TASK DETAILS:
Scan the entries for the word "text", and copy every line where it appears.
>>>>>
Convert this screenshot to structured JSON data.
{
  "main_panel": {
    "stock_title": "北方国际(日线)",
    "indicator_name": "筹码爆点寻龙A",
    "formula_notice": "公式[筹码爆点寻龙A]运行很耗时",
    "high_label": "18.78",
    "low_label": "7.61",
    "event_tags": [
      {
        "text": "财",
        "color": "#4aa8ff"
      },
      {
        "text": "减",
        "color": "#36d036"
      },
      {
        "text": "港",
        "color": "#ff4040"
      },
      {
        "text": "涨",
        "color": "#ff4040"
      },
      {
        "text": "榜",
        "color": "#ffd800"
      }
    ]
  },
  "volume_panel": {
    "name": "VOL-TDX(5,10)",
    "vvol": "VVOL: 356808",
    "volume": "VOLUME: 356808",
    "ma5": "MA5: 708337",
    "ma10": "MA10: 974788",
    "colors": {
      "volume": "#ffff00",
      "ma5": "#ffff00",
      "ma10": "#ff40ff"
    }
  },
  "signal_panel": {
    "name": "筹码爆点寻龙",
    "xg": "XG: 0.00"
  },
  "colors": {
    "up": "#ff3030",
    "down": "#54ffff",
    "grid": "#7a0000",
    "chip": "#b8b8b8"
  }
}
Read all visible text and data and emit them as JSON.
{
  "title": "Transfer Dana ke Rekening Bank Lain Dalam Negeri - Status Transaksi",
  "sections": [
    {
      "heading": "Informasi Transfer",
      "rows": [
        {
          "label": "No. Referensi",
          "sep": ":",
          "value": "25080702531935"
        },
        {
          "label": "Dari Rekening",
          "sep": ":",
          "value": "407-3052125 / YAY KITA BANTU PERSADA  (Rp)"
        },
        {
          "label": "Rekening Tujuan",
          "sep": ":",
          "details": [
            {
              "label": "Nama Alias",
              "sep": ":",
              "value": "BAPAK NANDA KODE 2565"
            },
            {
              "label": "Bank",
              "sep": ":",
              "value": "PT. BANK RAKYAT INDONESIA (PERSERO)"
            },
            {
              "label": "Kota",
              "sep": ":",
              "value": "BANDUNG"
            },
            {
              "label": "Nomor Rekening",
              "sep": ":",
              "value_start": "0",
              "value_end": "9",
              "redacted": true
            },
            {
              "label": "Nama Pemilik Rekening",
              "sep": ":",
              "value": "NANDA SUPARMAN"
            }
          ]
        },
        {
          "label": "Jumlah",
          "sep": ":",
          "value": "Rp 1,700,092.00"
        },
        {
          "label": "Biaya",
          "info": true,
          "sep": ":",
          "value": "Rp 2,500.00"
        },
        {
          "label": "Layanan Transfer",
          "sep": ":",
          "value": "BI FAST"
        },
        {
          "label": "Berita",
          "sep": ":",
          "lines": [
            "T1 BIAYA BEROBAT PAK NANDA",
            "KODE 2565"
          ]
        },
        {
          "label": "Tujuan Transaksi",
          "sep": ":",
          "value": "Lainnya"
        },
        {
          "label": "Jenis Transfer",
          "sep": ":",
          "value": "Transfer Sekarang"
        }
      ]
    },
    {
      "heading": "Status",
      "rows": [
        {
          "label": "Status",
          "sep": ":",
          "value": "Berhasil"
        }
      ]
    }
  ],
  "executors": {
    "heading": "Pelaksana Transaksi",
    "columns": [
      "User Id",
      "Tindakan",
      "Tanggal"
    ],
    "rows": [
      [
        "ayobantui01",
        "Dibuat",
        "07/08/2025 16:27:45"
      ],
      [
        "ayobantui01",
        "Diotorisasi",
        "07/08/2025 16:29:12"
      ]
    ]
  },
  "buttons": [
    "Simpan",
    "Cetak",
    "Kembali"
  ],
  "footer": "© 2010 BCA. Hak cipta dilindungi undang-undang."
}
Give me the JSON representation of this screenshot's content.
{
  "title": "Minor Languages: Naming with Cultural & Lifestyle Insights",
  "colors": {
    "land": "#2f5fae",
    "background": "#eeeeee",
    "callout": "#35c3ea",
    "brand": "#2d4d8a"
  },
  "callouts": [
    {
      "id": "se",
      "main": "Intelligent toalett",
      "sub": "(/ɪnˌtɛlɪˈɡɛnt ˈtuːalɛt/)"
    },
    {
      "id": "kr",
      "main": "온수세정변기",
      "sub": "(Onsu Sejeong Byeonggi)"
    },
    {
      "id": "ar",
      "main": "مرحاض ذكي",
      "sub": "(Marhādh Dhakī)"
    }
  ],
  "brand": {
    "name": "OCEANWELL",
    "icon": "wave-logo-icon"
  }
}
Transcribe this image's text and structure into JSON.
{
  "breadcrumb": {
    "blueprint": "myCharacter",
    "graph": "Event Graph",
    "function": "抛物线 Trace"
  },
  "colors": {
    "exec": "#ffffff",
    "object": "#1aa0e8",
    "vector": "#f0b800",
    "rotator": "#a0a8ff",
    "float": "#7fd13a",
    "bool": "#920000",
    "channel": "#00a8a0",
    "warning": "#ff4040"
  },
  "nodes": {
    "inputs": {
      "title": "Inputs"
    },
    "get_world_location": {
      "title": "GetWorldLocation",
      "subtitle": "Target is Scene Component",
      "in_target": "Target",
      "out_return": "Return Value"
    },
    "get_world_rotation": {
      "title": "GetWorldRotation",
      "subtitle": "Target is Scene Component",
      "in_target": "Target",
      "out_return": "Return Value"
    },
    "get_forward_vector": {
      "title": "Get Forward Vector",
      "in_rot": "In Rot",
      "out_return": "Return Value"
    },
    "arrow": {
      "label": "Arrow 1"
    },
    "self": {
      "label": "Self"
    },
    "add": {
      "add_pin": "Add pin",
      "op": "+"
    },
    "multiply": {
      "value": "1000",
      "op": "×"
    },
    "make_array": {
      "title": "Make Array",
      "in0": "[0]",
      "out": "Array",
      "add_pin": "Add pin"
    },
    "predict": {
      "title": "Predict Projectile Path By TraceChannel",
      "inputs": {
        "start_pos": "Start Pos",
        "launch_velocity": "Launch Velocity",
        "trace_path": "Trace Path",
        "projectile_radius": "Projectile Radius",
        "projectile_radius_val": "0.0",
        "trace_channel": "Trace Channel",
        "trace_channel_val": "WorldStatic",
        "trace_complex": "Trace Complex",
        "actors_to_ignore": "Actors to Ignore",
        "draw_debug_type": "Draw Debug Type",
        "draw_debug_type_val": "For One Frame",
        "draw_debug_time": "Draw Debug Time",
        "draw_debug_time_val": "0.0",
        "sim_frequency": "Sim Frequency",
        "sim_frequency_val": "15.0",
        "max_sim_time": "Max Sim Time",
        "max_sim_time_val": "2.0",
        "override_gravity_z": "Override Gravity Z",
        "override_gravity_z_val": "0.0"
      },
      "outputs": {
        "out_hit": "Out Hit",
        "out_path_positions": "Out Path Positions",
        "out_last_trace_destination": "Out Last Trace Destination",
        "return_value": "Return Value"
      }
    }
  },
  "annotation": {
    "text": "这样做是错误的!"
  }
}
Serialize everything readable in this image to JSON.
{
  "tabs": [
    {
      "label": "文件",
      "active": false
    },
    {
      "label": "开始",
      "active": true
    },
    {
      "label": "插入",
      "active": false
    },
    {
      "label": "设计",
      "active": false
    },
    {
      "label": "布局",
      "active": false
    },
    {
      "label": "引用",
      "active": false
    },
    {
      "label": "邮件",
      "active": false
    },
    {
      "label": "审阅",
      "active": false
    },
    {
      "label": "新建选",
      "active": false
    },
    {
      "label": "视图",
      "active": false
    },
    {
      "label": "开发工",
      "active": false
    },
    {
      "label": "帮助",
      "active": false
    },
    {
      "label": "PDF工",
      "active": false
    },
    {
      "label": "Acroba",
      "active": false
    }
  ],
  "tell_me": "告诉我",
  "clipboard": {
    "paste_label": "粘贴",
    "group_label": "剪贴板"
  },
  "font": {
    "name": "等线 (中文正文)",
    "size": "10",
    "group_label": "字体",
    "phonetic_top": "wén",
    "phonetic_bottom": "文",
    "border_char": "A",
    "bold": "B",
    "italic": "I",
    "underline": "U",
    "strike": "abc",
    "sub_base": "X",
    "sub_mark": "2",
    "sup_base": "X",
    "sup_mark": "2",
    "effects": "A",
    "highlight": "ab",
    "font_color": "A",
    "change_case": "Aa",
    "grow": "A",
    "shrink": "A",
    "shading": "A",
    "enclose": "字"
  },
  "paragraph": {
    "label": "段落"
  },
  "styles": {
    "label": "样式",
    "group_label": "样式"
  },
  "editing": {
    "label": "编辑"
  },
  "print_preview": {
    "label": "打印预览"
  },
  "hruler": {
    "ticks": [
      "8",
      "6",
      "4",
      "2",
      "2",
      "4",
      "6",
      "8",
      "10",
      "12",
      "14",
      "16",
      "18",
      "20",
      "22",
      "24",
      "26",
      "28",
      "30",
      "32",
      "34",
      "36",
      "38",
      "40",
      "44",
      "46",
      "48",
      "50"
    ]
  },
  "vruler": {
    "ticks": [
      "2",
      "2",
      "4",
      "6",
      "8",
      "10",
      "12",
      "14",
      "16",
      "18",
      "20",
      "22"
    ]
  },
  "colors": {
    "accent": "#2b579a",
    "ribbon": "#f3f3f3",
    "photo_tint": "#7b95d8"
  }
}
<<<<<
RESULT:
        "text": "财",
        "text": "减",
        "text": "港",
        "text": "涨",
        "text": "榜",
Read all visible text and data and emit them as JSON.
Transcribe this image's text and structure into JSON.
    "text": "这样做是错误的!"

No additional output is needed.